FANNIE LEWIS - A CLEVELAND TREASURE

Submitted by Roldo on Mon, 08/11/2008 - 15:58.

Fannie Lewis didn’t have a degree from Harvard University but her common sense wisdom could often exceed the judgments of the Ivy League learned.

I can’t count the hours I spent with Fannie at committee and Council meetings over 20 or more years. I do know she took up a lot more of my time than I wanted.

She could go on and on and on.

Yet there were times during those long disputations when Fannie – that’s what most people called her – would zero in smack on the problem everyone else was dancing around.

The last time I saw Fannie Lewis was at a hearing more than two years ago.
I wrote: “Fannie often displays the wisdom of a hard life lived.”

And she did live a hard but productive life.

At the time I wrote, “I approached her as we both waited for an elevator. Age has caught up on her. I’m not sure she recognized me at first. She is bent by time but that’s physically. I believe she still could win re-election in Ward 7 even if she had passed. (And whoever runs to replace her better wish there isn’t another woman with the name Fannie Lewis.)

I went on: “I told her that I wished I had kept a record of her truisms through the many, many years I’ve observed her at City Hall. She simply smiled.

“She had spoken another gem that afternoon.

“Fannie told the standard lineup of suits at the table when millions of dollars were being discussed (for the Wolstein Flats project),
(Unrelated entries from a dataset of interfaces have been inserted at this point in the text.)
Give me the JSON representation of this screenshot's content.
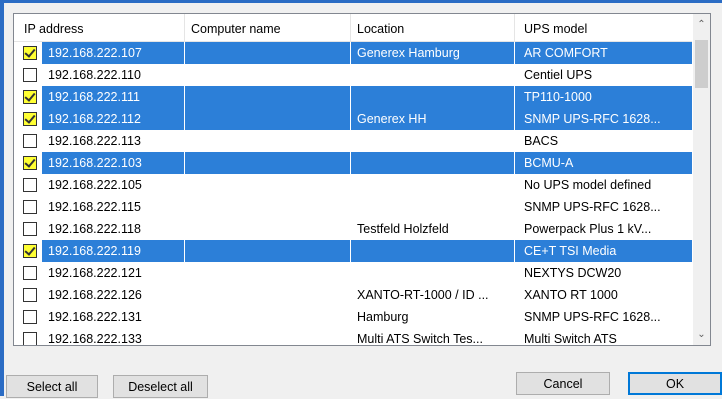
{
  "columns": {
    "ip": "IP address",
    "computer": "Computer name",
    "location": "Location",
    "ups": "UPS model"
  },
  "rows": [
    {
      "checked": true,
      "ip": "192.168.222.107",
      "computer": "",
      "location": "Generex Hamburg",
      "ups": "AR COMFORT"
    },
    {
      "checked": false,
      "ip": "192.168.222.110",
      "computer": "",
      "location": "",
      "ups": "Centiel UPS"
    },
    {
      "checked": true,
      "ip": "192.168.222.111",
      "computer": "",
      "location": "",
      "ups": "TP110-1000"
    },
    {
      "checked": true,
      "ip": "192.168.222.112",
      "computer": "",
      "location": "Generex HH",
      "ups": "SNMP UPS-RFC 1628..."
    },
    {
      "checked": false,
      "ip": "192.168.222.113",
      "computer": "",
      "location": "",
      "ups": "BACS"
    },
    {
      "checked": true,
      "ip": "192.168.222.103",
      "computer": "",
      "location": "",
      "ups": "BCMU-A"
    },
    {
      "checked": false,
      "ip": "192.168.222.105",
      "computer": "",
      "location": "",
      "ups": "No UPS model defined"
    },
    {
      "checked": false,
      "ip": "192.168.222.115",
      "computer": "",
      "location": "",
      "ups": "SNMP UPS-RFC 1628..."
    },
    {
      "checked": false,
      "ip": "192.168.222.118",
      "computer": "",
      "location": "Testfeld Holzfeld",
      "ups": "Powerpack Plus 1 kV..."
    },
    {
      "checked": true,
      "ip": "192.168.222.119",
      "computer": "",
      "location": "",
      "ups": "CE+T TSI Media"
    },
    {
      "checked": false,
      "ip": "192.168.222.121",
      "computer": "",
      "location": "",
      "ups": "NEXTYS DCW20"
    },
    {
      "checked": false,
      "ip": "192.168.222.126",
      "computer": "",
      "location": "XANTO-RT-1000 / ID ...",
      "ups": "XANTO RT 1000"
    },
    {
      "checked": false,
      "ip": "192.168.222.131",
      "computer": "",
      "location": "Hamburg",
      "ups": "SNMP UPS-RFC 1628..."
    },
    {
      "checked": false,
      "ip": "192.168.222.133",
      "computer": "",
      "location": "Multi ATS Switch Tes...",
      "ups": "Multi Switch ATS"
    }
  ],
  "buttons": {
    "select_all": "Select all",
    "deselect_all": "Deselect all",
    "cancel": "Cancel",
    "ok": "OK"
  },
  "icons": {
    "scroll_up": "scroll-up-arrow",
    "scroll_down": "scroll-down-arrow",
    "check": "checkmark"
  },
  "colors": {
    "selection": "#2c7fd8",
    "checkbox_fill": "#ffff33",
    "window_frame": "#2b6cc4"
  }
}
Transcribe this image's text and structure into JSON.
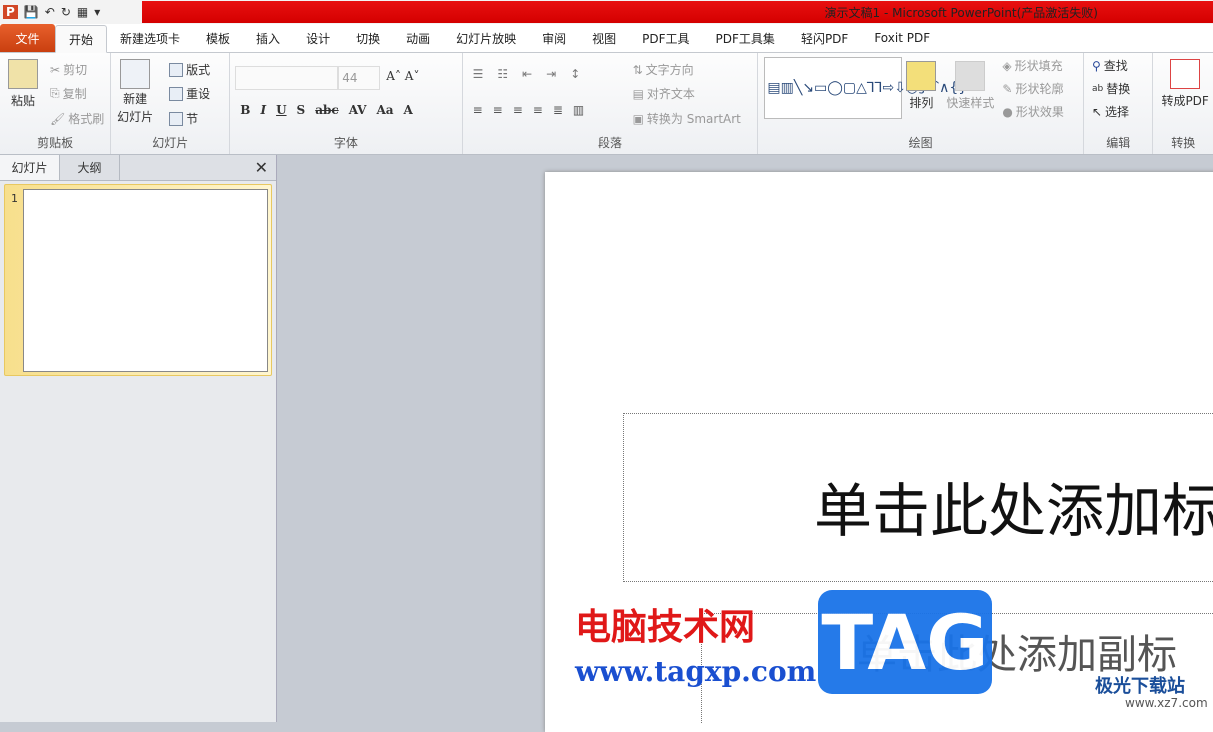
{
  "title": "演示文稿1 - Microsoft PowerPoint(产品激活失败)",
  "tabs": [
    "文件",
    "开始",
    "新建选项卡",
    "模板",
    "插入",
    "设计",
    "切换",
    "动画",
    "幻灯片放映",
    "审阅",
    "视图",
    "PDF工具",
    "PDF工具集",
    "轻闪PDF",
    "Foxit PDF"
  ],
  "ribbon": {
    "clipboard": {
      "label": "剪贴板",
      "paste": "粘贴",
      "cut": "剪切",
      "copy": "复制",
      "format_painter": "格式刷"
    },
    "slides": {
      "label": "幻灯片",
      "new_slide_1": "新建",
      "new_slide_2": "幻灯片",
      "layout": "版式",
      "reset": "重设",
      "section": "节"
    },
    "font": {
      "label": "字体",
      "font_name": "",
      "font_size": "44"
    },
    "paragraph": {
      "label": "段落",
      "text_direction": "文字方向",
      "align_text": "对齐文本",
      "smartart": "转换为 SmartArt"
    },
    "drawing": {
      "label": "绘图",
      "arrange": "排列",
      "quick_styles": "快速样式",
      "shape_fill": "形状填充",
      "shape_outline": "形状轮廓",
      "shape_effects": "形状效果"
    },
    "editing": {
      "label": "编辑",
      "find": "查找",
      "replace": "替换",
      "select": "选择"
    },
    "convert": {
      "label": "转换",
      "to_pdf": "转成PDF"
    }
  },
  "panel": {
    "tab_slides": "幻灯片",
    "tab_outline": "大纲",
    "slide_number": "1"
  },
  "slide": {
    "title_placeholder": "单击此处添加标",
    "subtitle_placeholder": "单击此处添加副标"
  },
  "watermarks": {
    "site_name": "电脑技术网",
    "site_url": "www.tagxp.com",
    "tag": "TAG",
    "site2_name": "极光下载站",
    "site2_url": "www.xz7.com"
  }
}
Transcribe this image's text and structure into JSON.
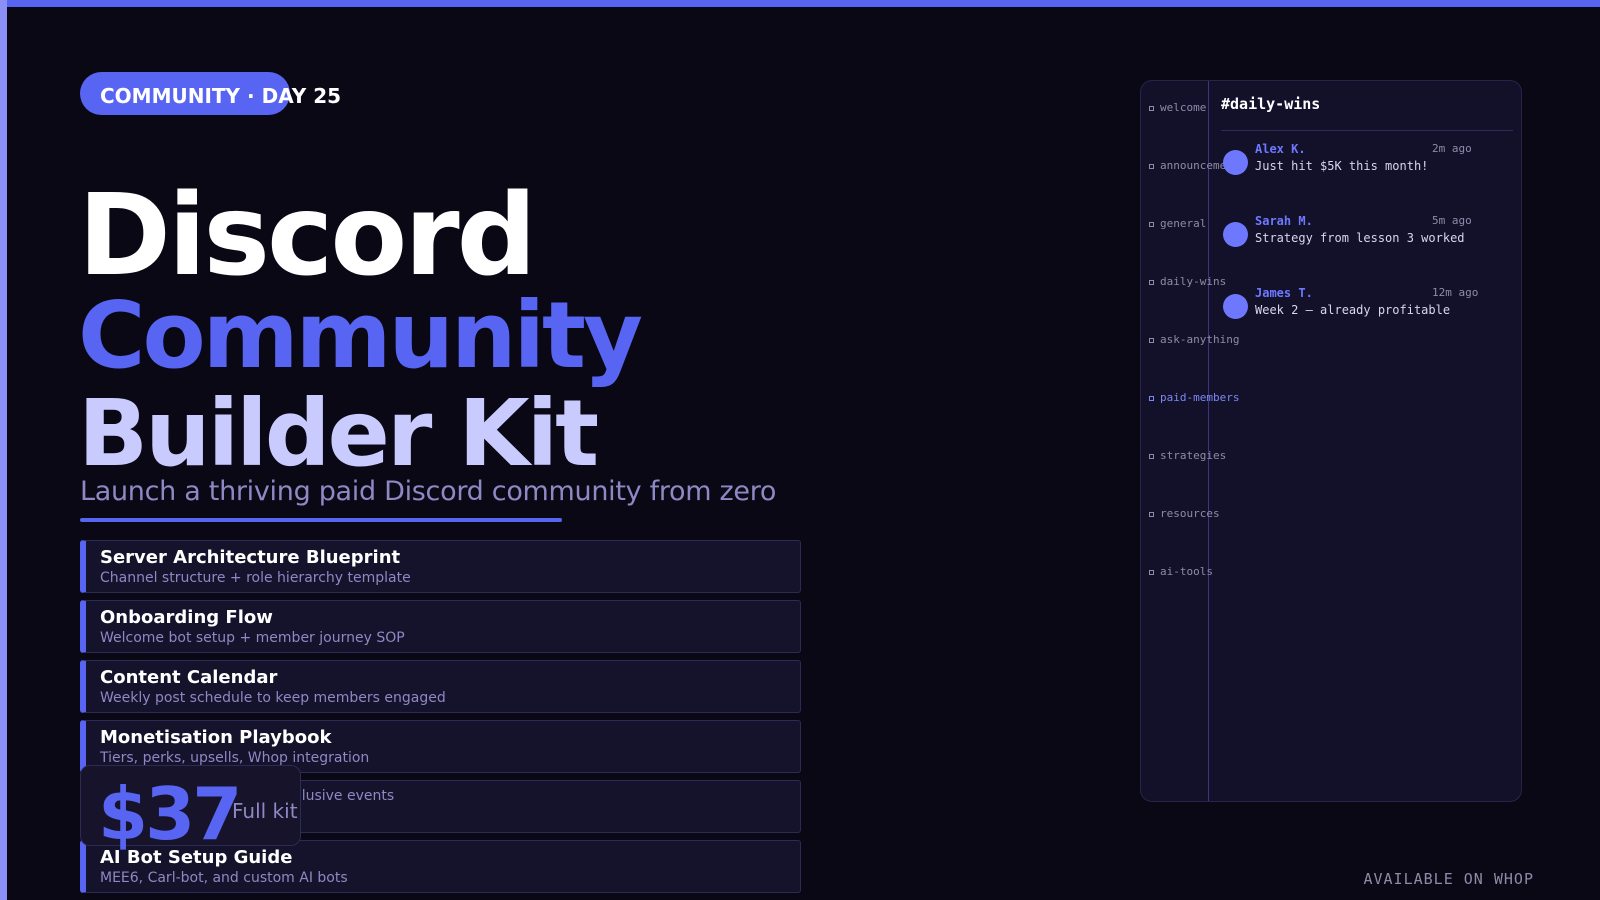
{
  "colors": {
    "accent": "#5865f2",
    "lavender": "#c9cbff",
    "muted": "#8e88c4",
    "background": "#0a0814",
    "card": "#15122b"
  },
  "badge": {
    "label": "COMMUNITY",
    "separator": "·",
    "day": "DAY 25"
  },
  "hero": {
    "line1": "Discord",
    "line2": "Community",
    "line3": "Builder Kit",
    "subtitle": "Launch a thriving paid Discord community from zero"
  },
  "features": [
    {
      "title": "Server Architecture Blueprint",
      "subtitle": "Channel structure + role hierarchy template"
    },
    {
      "title": "Onboarding Flow",
      "subtitle": "Welcome bot setup + member journey SOP"
    },
    {
      "title": "Content Calendar",
      "subtitle": "Weekly post schedule to keep members engaged"
    },
    {
      "title": "Monetisation Playbook",
      "subtitle": "Tiers, perks, upsells, Whop integration"
    },
    {
      "title": "",
      "subtitle": "clusive events"
    },
    {
      "title": "AI Bot Setup Guide",
      "subtitle": "MEE6, Carl-bot, and custom AI bots"
    }
  ],
  "pricing": {
    "price": "$37",
    "label": "Full kit"
  },
  "discord_mock": {
    "channels": [
      "welcome",
      "announcements",
      "general",
      "daily-wins",
      "ask-anything",
      "paid-members",
      "strategies",
      "resources",
      "ai-tools"
    ],
    "active_channel": "paid-members",
    "header": "#daily-wins",
    "messages": [
      {
        "author": "Alex K.",
        "time": "2m ago",
        "text": "Just hit $5K this month!"
      },
      {
        "author": "Sarah M.",
        "time": "5m ago",
        "text": "Strategy from lesson 3 worked"
      },
      {
        "author": "James T.",
        "time": "12m ago",
        "text": "Week 2 — already profitable"
      }
    ]
  },
  "footer": {
    "text": "AVAILABLE ON WHOP"
  }
}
“’A hammer hurts whether it hits you in the hand or the head.’

“The context was about the power and damage of eminent domain.”
Fannie could be a tiger and she could be a gracious comforter. She knew when to be one or the other.

I always said you needed a visa to get into her Hough 7th ward. She controlled it that tightly and not always graciously. She didn’t appreciate competition.

During one long six-hour discussion as Council leadership tried to give Gateway boss Tom Chema cover, Fannie summed up what they were trying to do with disgust:

“Stevie Wonder can see what’s goin’ here,” she said.

At another long meeting about two parking garages the city eventually built for Gateway, Lewis had trouble with the demeanor of then Council President Jay Westbrook and Finance Chairman Jim Rokakis. They gave little time and much disgust to protesters who wanted to speak against the proposal.

I wrote that Westbrook “gave Lewis a look of condescension, asking her if she had finished in such a manner that the question took the tone of a put-down.”
Lewis was having none of it. “Quit being facetious with me,” she told Westbrook and then “caught him where it hurt, his past.” Westbrook had been a radical when he entered Council. “You and I came into this Council screaming about the same things (corporate rip-offs of public money).” Then she had a warning, “Don’t play me cheap.”

 

At the same meeting Lewis predicted what would and did happen with the garages built for Gateway – huge losses for the city in the millions of dollars each year.

Lewis, brought up on farm land, summed up the eight pieces of legislation used to complete the parking deal: “This ties up the city like you tie up a hog.”
Fannie Lewis was a Cleveland original and a treasure, especially for Cleveland’s poor.
 

I loved Fannie.  She truly

I loved Fannie.  She truly believed in calling it like she saw it.